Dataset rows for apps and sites
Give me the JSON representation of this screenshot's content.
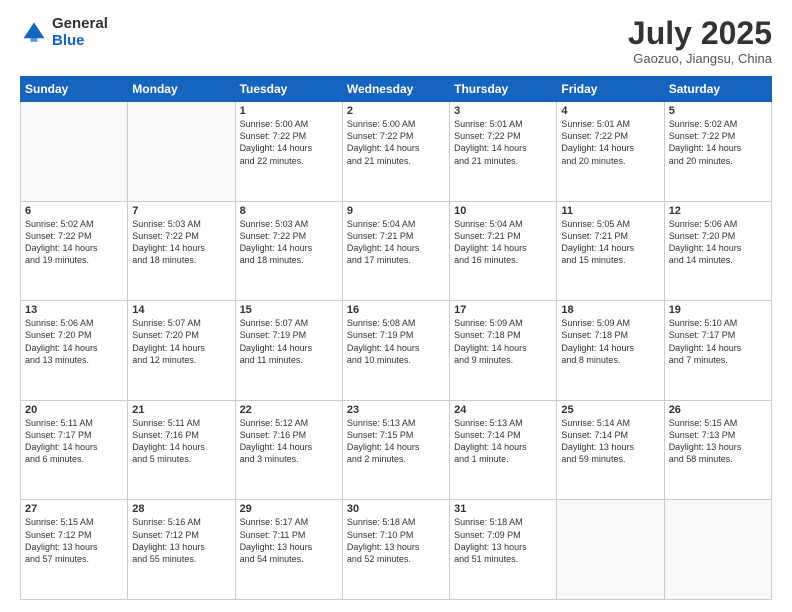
{
  "logo": {
    "general": "General",
    "blue": "Blue"
  },
  "header": {
    "month": "July 2025",
    "location": "Gaozuo, Jiangsu, China"
  },
  "weekdays": [
    "Sunday",
    "Monday",
    "Tuesday",
    "Wednesday",
    "Thursday",
    "Friday",
    "Saturday"
  ],
  "weeks": [
    [
      {
        "day": "",
        "info": ""
      },
      {
        "day": "",
        "info": ""
      },
      {
        "day": "1",
        "info": "Sunrise: 5:00 AM\nSunset: 7:22 PM\nDaylight: 14 hours\nand 22 minutes."
      },
      {
        "day": "2",
        "info": "Sunrise: 5:00 AM\nSunset: 7:22 PM\nDaylight: 14 hours\nand 21 minutes."
      },
      {
        "day": "3",
        "info": "Sunrise: 5:01 AM\nSunset: 7:22 PM\nDaylight: 14 hours\nand 21 minutes."
      },
      {
        "day": "4",
        "info": "Sunrise: 5:01 AM\nSunset: 7:22 PM\nDaylight: 14 hours\nand 20 minutes."
      },
      {
        "day": "5",
        "info": "Sunrise: 5:02 AM\nSunset: 7:22 PM\nDaylight: 14 hours\nand 20 minutes."
      }
    ],
    [
      {
        "day": "6",
        "info": "Sunrise: 5:02 AM\nSunset: 7:22 PM\nDaylight: 14 hours\nand 19 minutes."
      },
      {
        "day": "7",
        "info": "Sunrise: 5:03 AM\nSunset: 7:22 PM\nDaylight: 14 hours\nand 18 minutes."
      },
      {
        "day": "8",
        "info": "Sunrise: 5:03 AM\nSunset: 7:22 PM\nDaylight: 14 hours\nand 18 minutes."
      },
      {
        "day": "9",
        "info": "Sunrise: 5:04 AM\nSunset: 7:21 PM\nDaylight: 14 hours\nand 17 minutes."
      },
      {
        "day": "10",
        "info": "Sunrise: 5:04 AM\nSunset: 7:21 PM\nDaylight: 14 hours\nand 16 minutes."
      },
      {
        "day": "11",
        "info": "Sunrise: 5:05 AM\nSunset: 7:21 PM\nDaylight: 14 hours\nand 15 minutes."
      },
      {
        "day": "12",
        "info": "Sunrise: 5:06 AM\nSunset: 7:20 PM\nDaylight: 14 hours\nand 14 minutes."
      }
    ],
    [
      {
        "day": "13",
        "info": "Sunrise: 5:06 AM\nSunset: 7:20 PM\nDaylight: 14 hours\nand 13 minutes."
      },
      {
        "day": "14",
        "info": "Sunrise: 5:07 AM\nSunset: 7:20 PM\nDaylight: 14 hours\nand 12 minutes."
      },
      {
        "day": "15",
        "info": "Sunrise: 5:07 AM\nSunset: 7:19 PM\nDaylight: 14 hours\nand 11 minutes."
      },
      {
        "day": "16",
        "info": "Sunrise: 5:08 AM\nSunset: 7:19 PM\nDaylight: 14 hours\nand 10 minutes."
      },
      {
        "day": "17",
        "info": "Sunrise: 5:09 AM\nSunset: 7:18 PM\nDaylight: 14 hours\nand 9 minutes."
      },
      {
        "day": "18",
        "info": "Sunrise: 5:09 AM\nSunset: 7:18 PM\nDaylight: 14 hours\nand 8 minutes."
      },
      {
        "day": "19",
        "info": "Sunrise: 5:10 AM\nSunset: 7:17 PM\nDaylight: 14 hours\nand 7 minutes."
      }
    ],
    [
      {
        "day": "20",
        "info": "Sunrise: 5:11 AM\nSunset: 7:17 PM\nDaylight: 14 hours\nand 6 minutes."
      },
      {
        "day": "21",
        "info": "Sunrise: 5:11 AM\nSunset: 7:16 PM\nDaylight: 14 hours\nand 5 minutes."
      },
      {
        "day": "22",
        "info": "Sunrise: 5:12 AM\nSunset: 7:16 PM\nDaylight: 14 hours\nand 3 minutes."
      },
      {
        "day": "23",
        "info": "Sunrise: 5:13 AM\nSunset: 7:15 PM\nDaylight: 14 hours\nand 2 minutes."
      },
      {
        "day": "24",
        "info": "Sunrise: 5:13 AM\nSunset: 7:14 PM\nDaylight: 14 hours\nand 1 minute."
      },
      {
        "day": "25",
        "info": "Sunrise: 5:14 AM\nSunset: 7:14 PM\nDaylight: 13 hours\nand 59 minutes."
      },
      {
        "day": "26",
        "info": "Sunrise: 5:15 AM\nSunset: 7:13 PM\nDaylight: 13 hours\nand 58 minutes."
      }
    ],
    [
      {
        "day": "27",
        "info": "Sunrise: 5:15 AM\nSunset: 7:12 PM\nDaylight: 13 hours\nand 57 minutes."
      },
      {
        "day": "28",
        "info": "Sunrise: 5:16 AM\nSunset: 7:12 PM\nDaylight: 13 hours\nand 55 minutes."
      },
      {
        "day": "29",
        "info": "Sunrise: 5:17 AM\nSunset: 7:11 PM\nDaylight: 13 hours\nand 54 minutes."
      },
      {
        "day": "30",
        "info": "Sunrise: 5:18 AM\nSunset: 7:10 PM\nDaylight: 13 hours\nand 52 minutes."
      },
      {
        "day": "31",
        "info": "Sunrise: 5:18 AM\nSunset: 7:09 PM\nDaylight: 13 hours\nand 51 minutes."
      },
      {
        "day": "",
        "info": ""
      },
      {
        "day": "",
        "info": ""
      }
    ]
  ]
}
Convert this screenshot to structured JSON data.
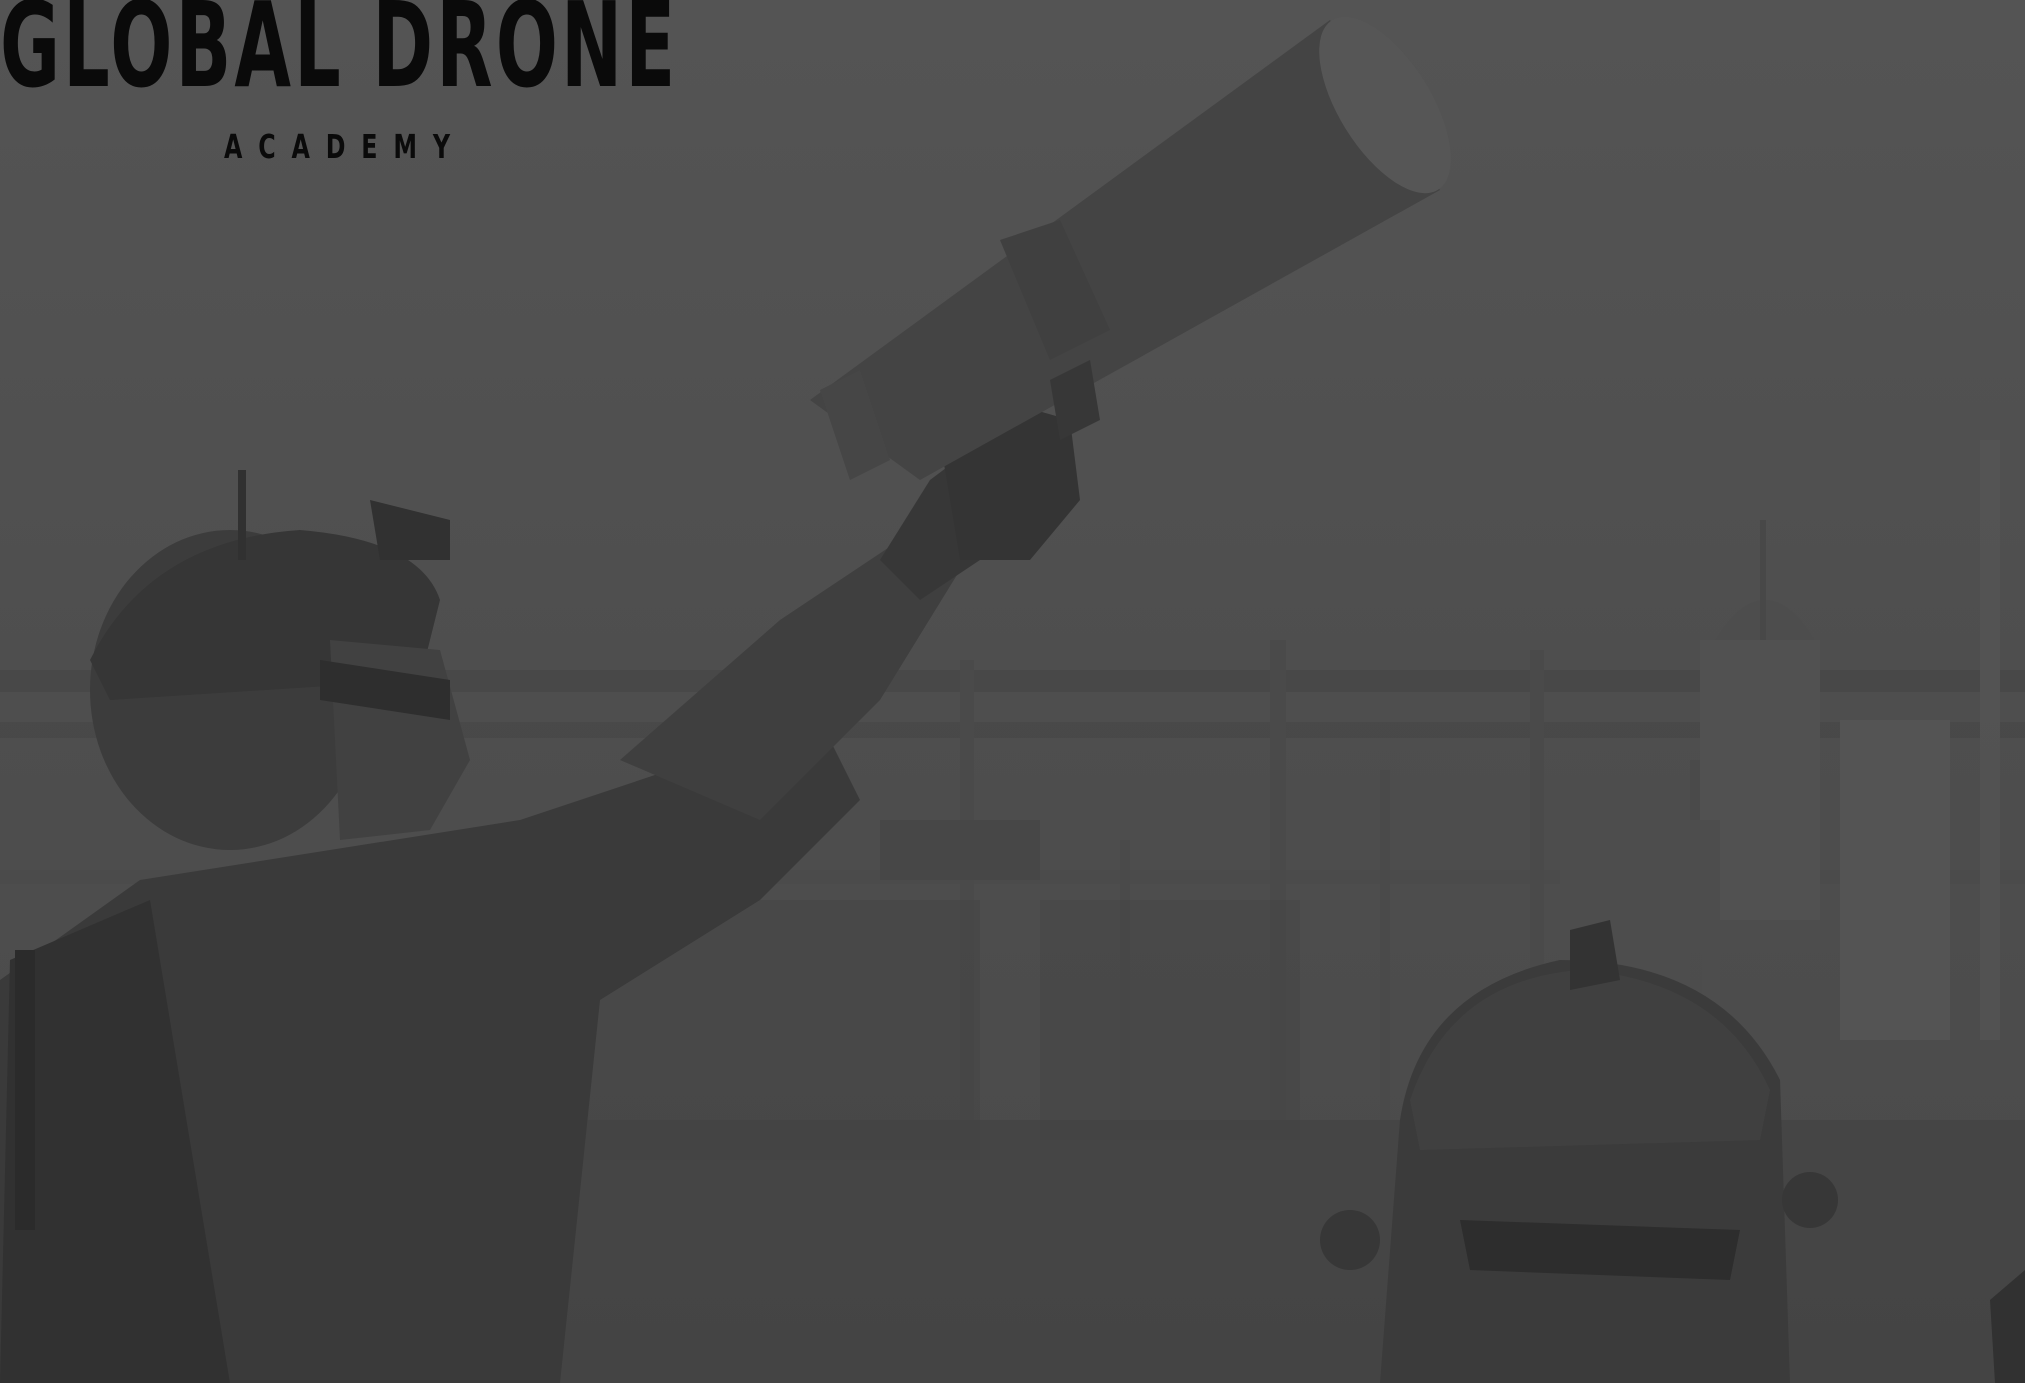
{
  "logo": {
    "title": "GLOBAL DRONE",
    "subtitle": "ACADEMY"
  },
  "photo": {
    "subject": "soldier-aiming-counter-drone-device",
    "tone": "grayscale-darkened"
  }
}
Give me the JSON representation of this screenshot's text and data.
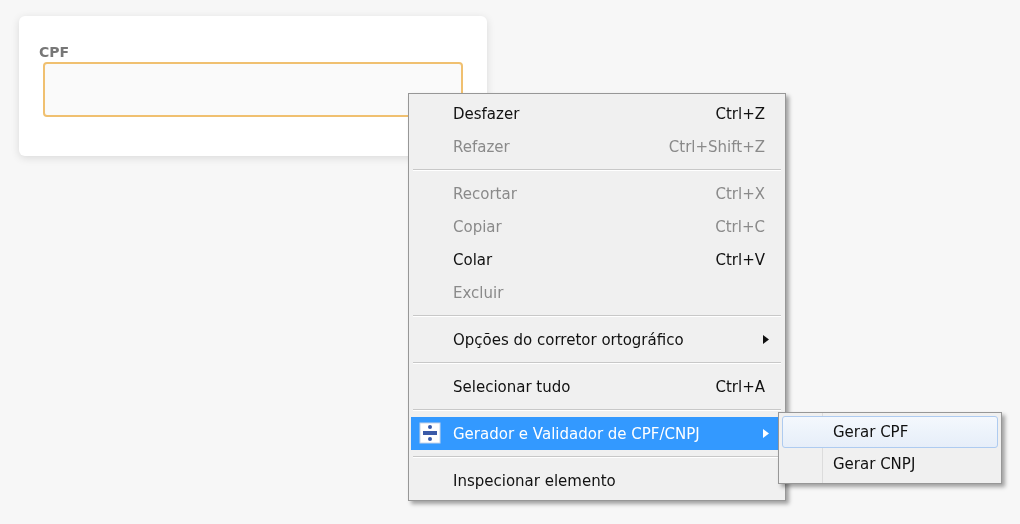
{
  "form": {
    "label": "CPF",
    "focused": true
  },
  "context_menu": {
    "items": [
      {
        "kind": "item",
        "label": "Desfazer",
        "shortcut": "Ctrl+Z",
        "disabled": false,
        "selected": false
      },
      {
        "kind": "item",
        "label": "Refazer",
        "shortcut": "Ctrl+Shift+Z",
        "disabled": true,
        "selected": false
      },
      {
        "kind": "separator"
      },
      {
        "kind": "item",
        "label": "Recortar",
        "shortcut": "Ctrl+X",
        "disabled": true,
        "selected": false
      },
      {
        "kind": "item",
        "label": "Copiar",
        "shortcut": "Ctrl+C",
        "disabled": true,
        "selected": false
      },
      {
        "kind": "item",
        "label": "Colar",
        "shortcut": "Ctrl+V",
        "disabled": false,
        "selected": false
      },
      {
        "kind": "item",
        "label": "Excluir",
        "disabled": true,
        "selected": false
      },
      {
        "kind": "separator"
      },
      {
        "kind": "submenu",
        "label": "Opções do corretor ortográfico",
        "disabled": false,
        "selected": false
      },
      {
        "kind": "separator"
      },
      {
        "kind": "item",
        "label": "Selecionar tudo",
        "shortcut": "Ctrl+A",
        "disabled": false,
        "selected": false
      },
      {
        "kind": "separator"
      },
      {
        "kind": "extension",
        "label": "Gerador e Validador de CPF/CNPJ",
        "disabled": false,
        "selected": true
      },
      {
        "kind": "separator"
      },
      {
        "kind": "item",
        "label": "Inspecionar elemento",
        "disabled": false,
        "selected": false
      }
    ]
  },
  "submenu": {
    "items": [
      {
        "label": "Gerar CPF",
        "selected": true
      },
      {
        "label": "Gerar CNPJ",
        "selected": false
      }
    ]
  }
}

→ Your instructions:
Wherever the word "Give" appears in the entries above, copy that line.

→ Written reply:
Give me the JSON representation of this screenshot's content.
Give me the JSON representation of this screenshot's text and data.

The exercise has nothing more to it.